COIA applies to all public agencies, boards and commissions governed by the Alberta Public Agencies Governance Act (APAGA) and all of their subsidiaries.
Public agencies account for approximately half of government’s total budgetary spending. Albertans expect public agencies to be held to a high ethical standard and governed with integrity and transparency. As such, a consistent and comprehensive set of conflicts of interest rules ensures that public agency staff and board members are acting in the public interest.
Code of conduct
A code of conduct provides a framework to guide ethical conduct and reflects the key values of the public agency and the public it serves.
All public agencies and their subsidiaries must have a code of conduct that applies to board members as well as staff. These codes must include:
- prohibition of using a public agency position to advance a private interest
- limitations on the receipt of gifts, including setting the maximum monetary value allowed
- limitations on conflicting outside employment and a review process
- a process for receiving complaints and investigating alleged breaches
- information about when core elements become applicable to each person or category of people who are subject to the code
In addition to the requirements under COIA, all directors are screened for potential conflicts of interest prior to their appointment.
Requirements for senior officials
All board chairs and CEOs or equivalents are prohibited from using their position to advance their private interests, whether in their decisions, influencing the decisions of others, or using insider information.
Public agency CEOs or equivalents are also subject to additional rules.

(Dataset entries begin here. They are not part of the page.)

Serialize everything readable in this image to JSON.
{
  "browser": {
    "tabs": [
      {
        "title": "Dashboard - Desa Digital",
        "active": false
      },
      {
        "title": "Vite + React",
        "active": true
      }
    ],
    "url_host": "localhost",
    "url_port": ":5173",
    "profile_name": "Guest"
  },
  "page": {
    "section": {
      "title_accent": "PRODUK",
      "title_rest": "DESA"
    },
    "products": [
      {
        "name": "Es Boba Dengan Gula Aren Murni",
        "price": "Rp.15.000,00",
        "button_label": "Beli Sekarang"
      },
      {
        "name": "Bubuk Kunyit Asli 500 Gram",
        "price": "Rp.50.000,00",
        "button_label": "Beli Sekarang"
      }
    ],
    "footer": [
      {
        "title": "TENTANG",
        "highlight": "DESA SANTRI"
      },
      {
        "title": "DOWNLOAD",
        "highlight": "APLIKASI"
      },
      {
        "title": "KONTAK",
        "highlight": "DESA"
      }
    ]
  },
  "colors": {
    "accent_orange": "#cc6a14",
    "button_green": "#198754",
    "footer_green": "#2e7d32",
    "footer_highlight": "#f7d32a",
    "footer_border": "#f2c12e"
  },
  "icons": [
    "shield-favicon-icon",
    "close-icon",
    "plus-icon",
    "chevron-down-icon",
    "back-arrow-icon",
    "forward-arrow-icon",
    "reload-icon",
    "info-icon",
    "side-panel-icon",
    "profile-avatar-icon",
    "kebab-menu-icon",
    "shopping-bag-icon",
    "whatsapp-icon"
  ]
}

These rules include limitations on:
- other employment
- business undertakings
- Board chairs and CEOs or equivalents are subject to the following:
- restrictions on advancing private interests
- restrictions on the use of influence and insider information
- the requirement to disclose real and apparent conflicts of interest
- CEOs and equivalents are subject to restrictions on concurrent employment, offices and appointments
For more information on the requirements, read Conflicts of Interest Act At A Glance.
Requirements for designated senior officials
Additional requirements will apply to public agency CEOs and equivalents of significant agencies, which are considered designated senior officials (DSOs). These requirements are consistent with those in place for senior public servants, and include:
- disclosure of financial information and information on direct associates to the Ethics Commissioner
- restrictions on holding stocks and other securities
- a 12-month cooling-off period from holding certain positions following employment with a public agency
- restrictions on concurrent employment
Significant agencies include those that:
- perform a regulatory function
- make independent and/or binding decisions
- manage or allocate substantial amounts of public funding
- have extensive interaction with the private sector
Significant agencies and designated senior officials are listed in the Conflicts of Interest Act Part 4.3 Designation Order.
For more information about these requirements, read:
- COIA section 23.97 to 23.971
- Conflicts of Interest Act At A Glance (PDF, 348 KB)
Role of the Ethics Commissioner
The Ethics Commissioner is responsible for:
- reviewing the code(s) of conduct of each APAGA public agency to ensure compliance with COIA
- advising agencies on any necessary revisions to codes of conduct to ensure compliance with COIA and approving them once compliant
- receiving and reviewing disclosures from DSOs
- investigating alleged breaches of COIA by senior officials and DSOs as necessary
- reviewing concurrent employment and appointments of CEOs and DSOs to determine if these commitments will create a real or apparent conflict of interest
More information can be found on the Office of The Ethics Commissioner website.